Don’t let your solicitor and the tax man be the major beneficiaries of your estate, give your family and loved ones security and make a Will.
A Will is a very powerful document. It sets out what you want to happen to your money and belongings when you die. It is the only way you can be completely sure of what will happen to your property and possessions and it will give you peace of mind to know that
(a) your family and loved ones are protected when you die, and
(b) your possessions will go where you wish – perhaps to friends or to charities you supported during your lifetime.
If you die without a Will (“intestate”) you have no control over what happens to everything you own (your “estate”) after your death. Instead, what happens to your estate is dictated by the laws of intestacy. They were written over 75 years ago and many people think they are out of date because they do not recognise unmarried partners or “common law” spouses.
Most people do not realise that, under these laws:
A husband/wife doe not necessarily receive all your estate. Your spouse only gets everything if there are no other living relatives (e.g. parents or children). Without a Will, the law decides how your possessions should be divided and if there are children or other close living relatives – even cousins – they may have a claim on your property. This may even lead to the family home being sold because other relatives are entitled to a share of the value.
If you have children under 18 but you and your spouse are divorced, your affairs will be sorted out by your ex AND A PERSON OF THEIR CHOICE, on behalf of your children.This could be their new partner!
If you have a partner but you are not married or in a Civil Partnership, any unmarried partner has no automatic right to inherit anything from your estate – even if they helped buy it to begin with.They will have to prove either financial dependency or that you lived together as husband and wife for more than two years before death. If they can’t do that, they will receive nothing.
If you leave no relatives and you have no Will, everything you own will pass to the Crown

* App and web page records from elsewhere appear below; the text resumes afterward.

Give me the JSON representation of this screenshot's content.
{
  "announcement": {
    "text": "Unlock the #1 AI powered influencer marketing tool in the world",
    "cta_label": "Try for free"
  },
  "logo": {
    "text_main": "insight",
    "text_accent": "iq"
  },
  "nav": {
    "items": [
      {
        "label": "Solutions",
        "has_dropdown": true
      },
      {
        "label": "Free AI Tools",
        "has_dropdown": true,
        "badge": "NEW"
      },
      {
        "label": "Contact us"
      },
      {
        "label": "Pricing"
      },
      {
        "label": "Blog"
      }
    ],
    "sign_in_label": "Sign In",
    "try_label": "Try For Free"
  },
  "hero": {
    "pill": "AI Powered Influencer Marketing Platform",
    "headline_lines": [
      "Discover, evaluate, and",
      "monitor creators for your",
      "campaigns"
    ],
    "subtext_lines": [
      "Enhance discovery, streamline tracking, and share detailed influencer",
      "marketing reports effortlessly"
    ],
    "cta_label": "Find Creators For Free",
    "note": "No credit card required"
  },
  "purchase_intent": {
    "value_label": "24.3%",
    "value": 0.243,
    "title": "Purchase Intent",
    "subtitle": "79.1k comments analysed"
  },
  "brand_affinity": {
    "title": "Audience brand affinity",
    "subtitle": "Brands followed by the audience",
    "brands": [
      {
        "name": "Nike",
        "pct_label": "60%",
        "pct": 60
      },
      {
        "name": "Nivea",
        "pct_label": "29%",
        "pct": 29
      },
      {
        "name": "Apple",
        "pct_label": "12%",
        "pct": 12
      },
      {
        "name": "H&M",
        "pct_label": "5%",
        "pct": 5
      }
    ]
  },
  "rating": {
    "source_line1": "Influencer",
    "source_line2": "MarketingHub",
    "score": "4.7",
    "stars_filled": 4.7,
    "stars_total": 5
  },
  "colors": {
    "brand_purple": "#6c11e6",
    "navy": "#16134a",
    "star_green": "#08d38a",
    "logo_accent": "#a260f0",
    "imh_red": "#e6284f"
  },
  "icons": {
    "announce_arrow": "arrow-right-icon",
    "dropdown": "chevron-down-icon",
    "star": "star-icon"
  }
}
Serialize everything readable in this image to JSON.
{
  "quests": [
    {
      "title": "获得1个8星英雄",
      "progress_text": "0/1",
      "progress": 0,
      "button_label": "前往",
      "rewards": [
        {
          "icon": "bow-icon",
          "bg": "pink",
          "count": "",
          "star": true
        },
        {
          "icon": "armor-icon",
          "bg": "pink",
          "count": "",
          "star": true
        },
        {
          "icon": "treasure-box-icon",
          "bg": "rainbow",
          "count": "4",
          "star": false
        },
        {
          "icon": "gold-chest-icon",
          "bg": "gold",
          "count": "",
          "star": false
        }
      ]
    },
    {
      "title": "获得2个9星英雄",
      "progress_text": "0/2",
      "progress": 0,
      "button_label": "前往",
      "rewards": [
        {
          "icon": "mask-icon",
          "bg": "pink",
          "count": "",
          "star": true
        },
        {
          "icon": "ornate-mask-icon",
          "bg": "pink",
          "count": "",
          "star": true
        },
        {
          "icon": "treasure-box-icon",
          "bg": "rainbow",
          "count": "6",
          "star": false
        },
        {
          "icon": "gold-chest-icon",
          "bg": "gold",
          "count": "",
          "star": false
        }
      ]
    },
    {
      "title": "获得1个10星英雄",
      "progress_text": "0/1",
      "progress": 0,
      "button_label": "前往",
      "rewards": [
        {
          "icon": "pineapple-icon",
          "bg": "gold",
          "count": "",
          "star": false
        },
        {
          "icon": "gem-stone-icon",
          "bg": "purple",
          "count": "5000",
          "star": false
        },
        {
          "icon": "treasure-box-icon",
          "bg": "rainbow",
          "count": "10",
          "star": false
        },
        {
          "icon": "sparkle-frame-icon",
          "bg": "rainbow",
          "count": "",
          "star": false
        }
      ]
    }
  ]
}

The question of ‘who gets what’ can lead to complicated and very expensive legal disputes. And, of course, any intentions to leave a gift to a friend or a charity will be lost.